Therefore, each time the start button is pressed, and released, the motor will start and stop. Overload protection Overload protection is generally achieved by connecting small electric heaters in series with the motor (Figure 165). When the motor current exceed a safe value, the current through the heaters generates enough heat to activate the thermal device, which opens the normally closed contacts in the control circuit (Figure 163). The overload device is sensitive to current and time.
Small currents take longer to open the contacts than do large currents.It is important to realize that the overload device does not provide short-circuit protection. Short circuit protection must be accomplished through the use of fuses, circuit breakers, or other devices. Each heating element has a specific rating.
To provide adequate protection, the heater must be matched to the motor. The manufacturer specifies the rating according to the full load running current of the motor. Reduced-voltage starting of AC motors (Using autotransformers) The starter shown in Figure 169 uses autotransformers to provide reduce-voltage starting of a squirrel-cage induction motor.The motor (1) is connected to the three lines L1, L2, and L3 by means of the movable lever (2). When the lever is moved from the middle, or off position, to the start position, the autotransformers (3) are connected in the circuit by means of the oil-immersed contacts (4). The low-voltage taps from the autotransformer are connected to the motor and the motor starts.
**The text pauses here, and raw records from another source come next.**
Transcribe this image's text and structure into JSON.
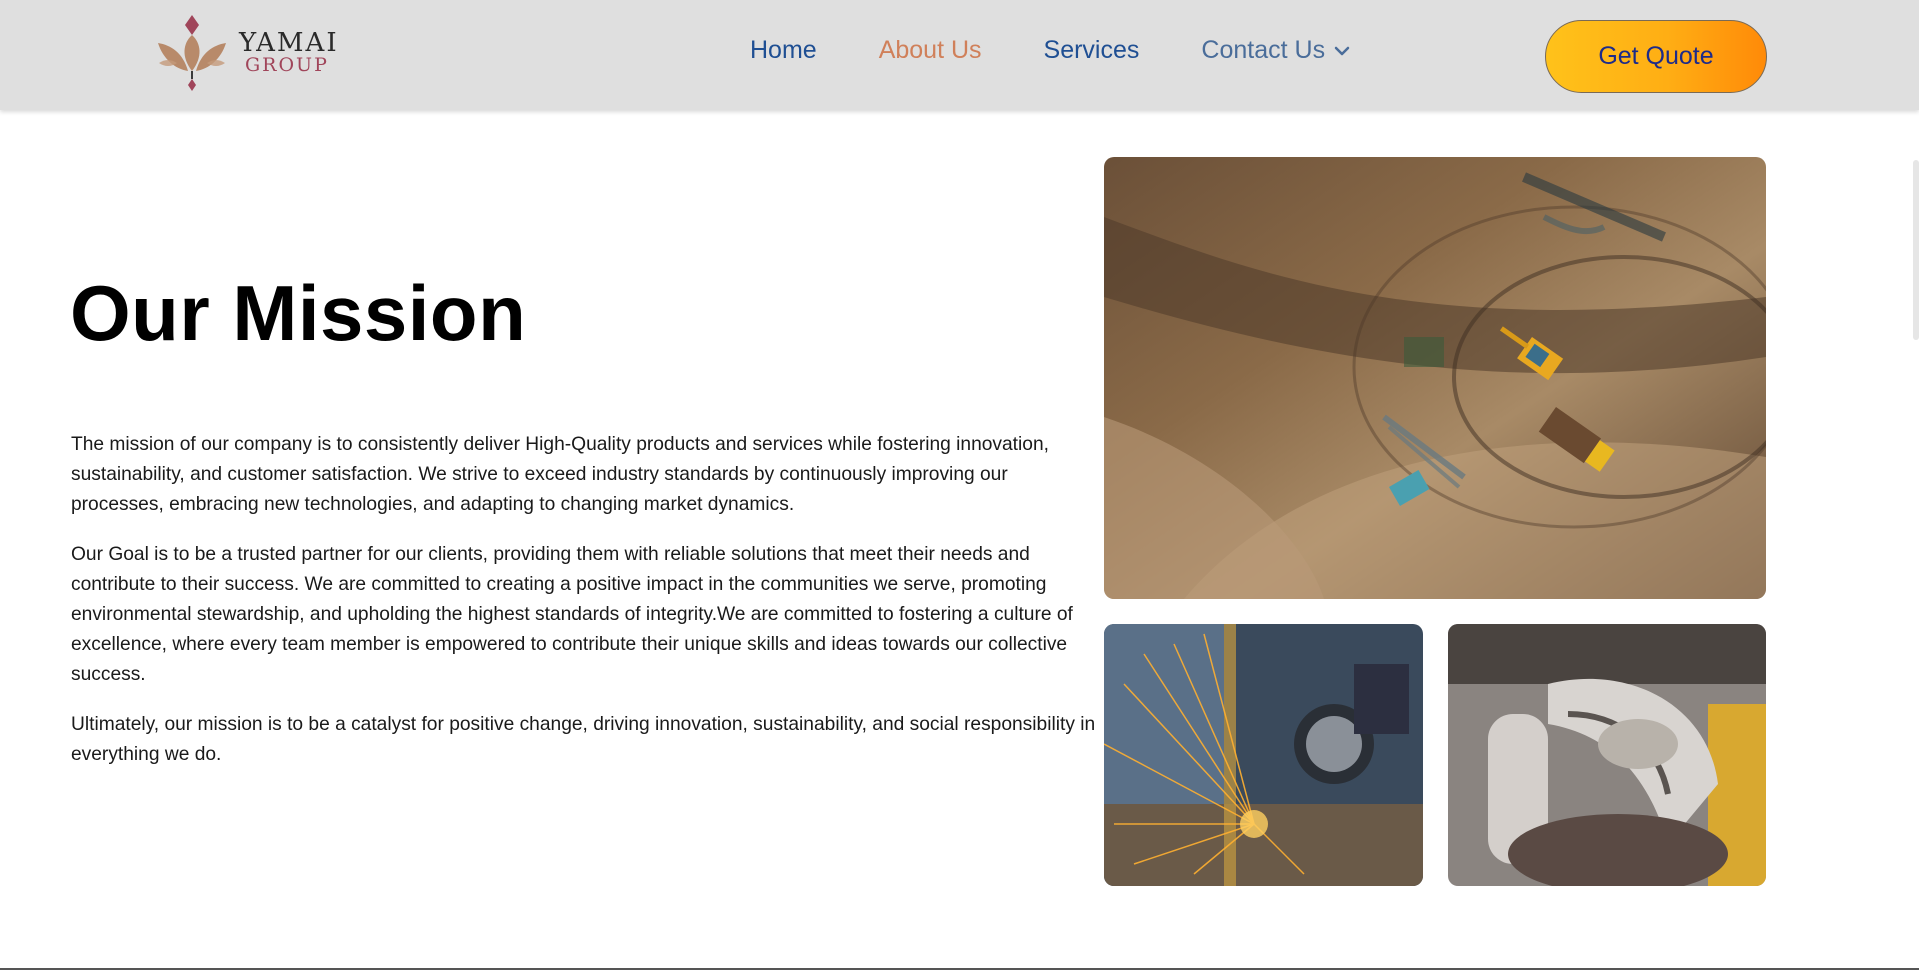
{
  "brand": {
    "name": "YAMAI",
    "sub": "GROUP",
    "colors": {
      "leaf": "#b88a6a",
      "accent": "#a0455a"
    }
  },
  "nav": {
    "items": [
      {
        "label": "Home",
        "state": "default"
      },
      {
        "label": "About Us",
        "state": "active"
      },
      {
        "label": "Services",
        "state": "default"
      },
      {
        "label": "Contact Us",
        "state": "dropdown"
      }
    ],
    "colors": {
      "link": "#1f4f93",
      "active": "#d0805a"
    }
  },
  "cta": {
    "label": "Get Quote"
  },
  "mission": {
    "title": "Our Mission",
    "paragraphs": [
      "The mission of our company is to consistently deliver High-Quality products and services while fostering innovation, sustainability, and customer satisfaction. We strive to exceed industry standards by continuously improving our processes, embracing new technologies, and adapting to changing market dynamics.",
      "Our Goal is to be a trusted partner for our clients, providing them with reliable solutions that meet their needs and contribute to their success. We are committed to creating a positive impact in the communities we serve, promoting environmental stewardship, and upholding the highest standards of integrity.We are committed to fostering a culture of excellence, where every team member is empowered to contribute their unique skills and ideas towards our collective success.",
      "Ultimately, our mission is to be a catalyst for positive change, driving innovation, sustainability, and social responsibility in everything we do."
    ]
  },
  "images": {
    "main": "aerial-construction-site-photo",
    "secondary": [
      "metal-grinding-sparks-photo",
      "industrial-machine-worker-photo"
    ]
  }
}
When the motor is up to speed, the lever is thrown from the start position to run position, disconnecting the autotransformer and connecting the supply directly to the motor by the contacts (5).
The lever is held closed by the holding coil (6), which is connected across the phase of the supply through the relay contacts (7) of the relay and the stop button. The relays are built with dashpots, which delay the operation of the relay during the starting period and for momentary overload. Operation of the relays, or of the stop pushbutton, open the holding coil circuit and allow the lever to come to the off position, breaking the circuit made by the relay contacts (7). [pic] Fig. 169 Autotransformers used to start a three-phase induction motor Resistance magnetic startersA resistance type starter is shown in Figure 170 as used with a three-phase squirrel-cage induction motor. The motor is started by pressing the start button to energize the coil C, which closes the three line contactors C1, C2, and C3 and the interlocking C4 to maintain power on the coil after the start button is released. When the contact is closed, the timing relay TR becomes energized, and this relay immediately starts to measure the time for which it is adjusted.
At the end of the timing period, the contacts TR close to energize the coil A of the accelerating contactor A. hen the three-pole contactor A closes, the starting resistors will be short-circuited and the motor will be connected directly to the AC power lines. [pic] Fig.
170 Resistance start used for squirrel-cage induction motor Wye-delta The wye-delta controller is a device which changes the stator connection from wye to delta. The controller provides a reduced voltage for starting when in the wye position and a normal operating voltage when in the delta position. This is done as a means of protection to protect the motor from the high starting voltage.